Index Update: Shifting Sectors Reflect Social Change
In September 2018, S&P Dow Jones Indices and MSCI expanded and renamed the Telecommunication Services sector — now called Communication Services — to include some companies from the Consumer Discretionary and Information Technology sectors. This move impacted about 10% of the S&P 500’s market cap, making it one of the most significant changes to the Global Industry Classification Standard (GICS) structure since it was created in 1999.1
The way people and businesses communicate has evolved far beyond traditional telecommunications, which is why this sector was redesigned to include networks that facilitate communication (Internet, broadband, cellular, broadcast, cable) and content (information, advertising, entertainment, news, social media). As a result, a short list of high-profile companies — Google-parent Alphabet, Facebook, Comcast, Disney, and Netflix — now make up a large part of the Communication Services sector.2
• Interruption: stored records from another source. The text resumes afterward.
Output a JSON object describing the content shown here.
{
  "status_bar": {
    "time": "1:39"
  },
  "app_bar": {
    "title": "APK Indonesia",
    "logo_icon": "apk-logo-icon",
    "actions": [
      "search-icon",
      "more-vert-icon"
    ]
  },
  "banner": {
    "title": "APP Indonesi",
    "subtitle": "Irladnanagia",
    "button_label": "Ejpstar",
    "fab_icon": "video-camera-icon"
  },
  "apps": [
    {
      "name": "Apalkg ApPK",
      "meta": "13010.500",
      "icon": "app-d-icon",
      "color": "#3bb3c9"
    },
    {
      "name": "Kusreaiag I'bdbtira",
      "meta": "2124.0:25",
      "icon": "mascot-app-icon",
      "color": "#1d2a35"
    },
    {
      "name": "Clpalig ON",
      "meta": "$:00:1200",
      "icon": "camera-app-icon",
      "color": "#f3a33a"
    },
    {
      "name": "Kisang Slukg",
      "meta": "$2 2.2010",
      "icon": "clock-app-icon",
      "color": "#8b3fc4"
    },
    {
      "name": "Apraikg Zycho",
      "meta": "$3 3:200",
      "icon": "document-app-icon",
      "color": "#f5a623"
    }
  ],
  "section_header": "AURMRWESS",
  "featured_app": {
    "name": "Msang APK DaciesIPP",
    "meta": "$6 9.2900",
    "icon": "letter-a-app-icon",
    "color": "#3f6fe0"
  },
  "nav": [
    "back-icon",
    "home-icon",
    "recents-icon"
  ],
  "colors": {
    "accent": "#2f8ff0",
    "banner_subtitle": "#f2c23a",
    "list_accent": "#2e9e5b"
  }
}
The GICS is often used as a framework for portfolio construction, so the changes might affect some of your investment decisions.
A sector fund focuses on stocks of companies in a particular industry or market sector. Depending on your goals, a sector fund may be used to pursue higher returns over time by investing in sectors with greater potential for long-term growth, or to help moderate portfolio risk by investing in sectors that are less volatile or less economically sensitive than the stock market as a whole. In other cases, a sector fund could help fill an exposure gap or address an imbalance in your core holdings.
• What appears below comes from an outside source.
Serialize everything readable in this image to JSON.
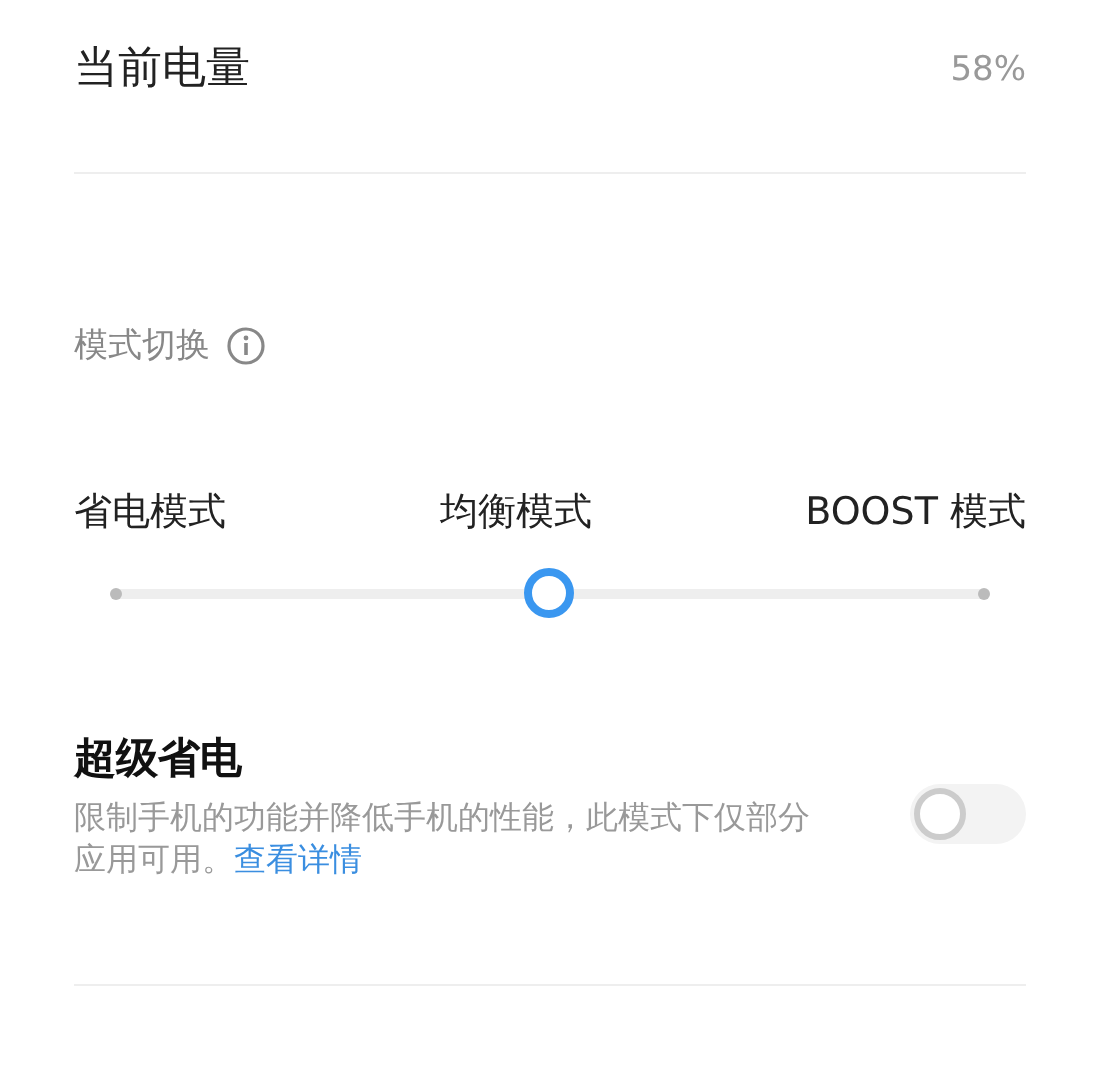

A Different Role
You should be aware that the Telecommunication Services sector has historically been one of the market’s more defensive sectors, with a collection of stocks that tended to pay higher dividends. Going forward, the expanded Communication Services sector is expected to be growth-oriented and cyclical.3
Cyclical and defensive stocks tend to outperform during different stages of the business cycle. Cyclical stocks are “economically sensitive,” which means their share prices tend to rise when growth is picking up steam and to fall during periods of contraction. Defensive stocks are less affected by economic changes, because these companies provide goods and services that people typically continue to buy no matter what.
Mind Your Exposure
Over time, a core portfolio of diversified equity funds can become overweighted in one or more sectors that have been outperforming the broader market. Some investors with large positions in cyclical sectors may not be aware of the concentration level in their portfolios. Others could be accepting the higher risk because they are optimistic about the economy’s growth prospects.
Each business cycle is unique, which makes it difficult to recognize turning points until they have passed or to predict which sectors could benefit in the months ahead. Although there’s little you can do about the returns delivered by the financial markets, you can control the composition of your portfolio. For this reason, you may want to review the sector allocation and risk profile of your investments, if you haven’t done so lately.
All investments are subject to market fluctuation, risk, and loss of principal. Shares, when sold, may be worth more or less than their original cost. Diversification is a method used to help manage investment risk; it does not guarantee a profit or protect against loss. Investments seeking to achieve higher returns may involve greater risk. Sector funds tend to be more volatile than the market in general and may carry additional risks.
Mutual funds and exchange-traded funds are sold by prospectus. Please consider the investment objectives, risks, charges, and expenses carefully before investing. The prospectus, which contains this and other information about the investment company, can be obtained from your financial professional. Be sure to read the prospectus carefully before deciding whether to invest.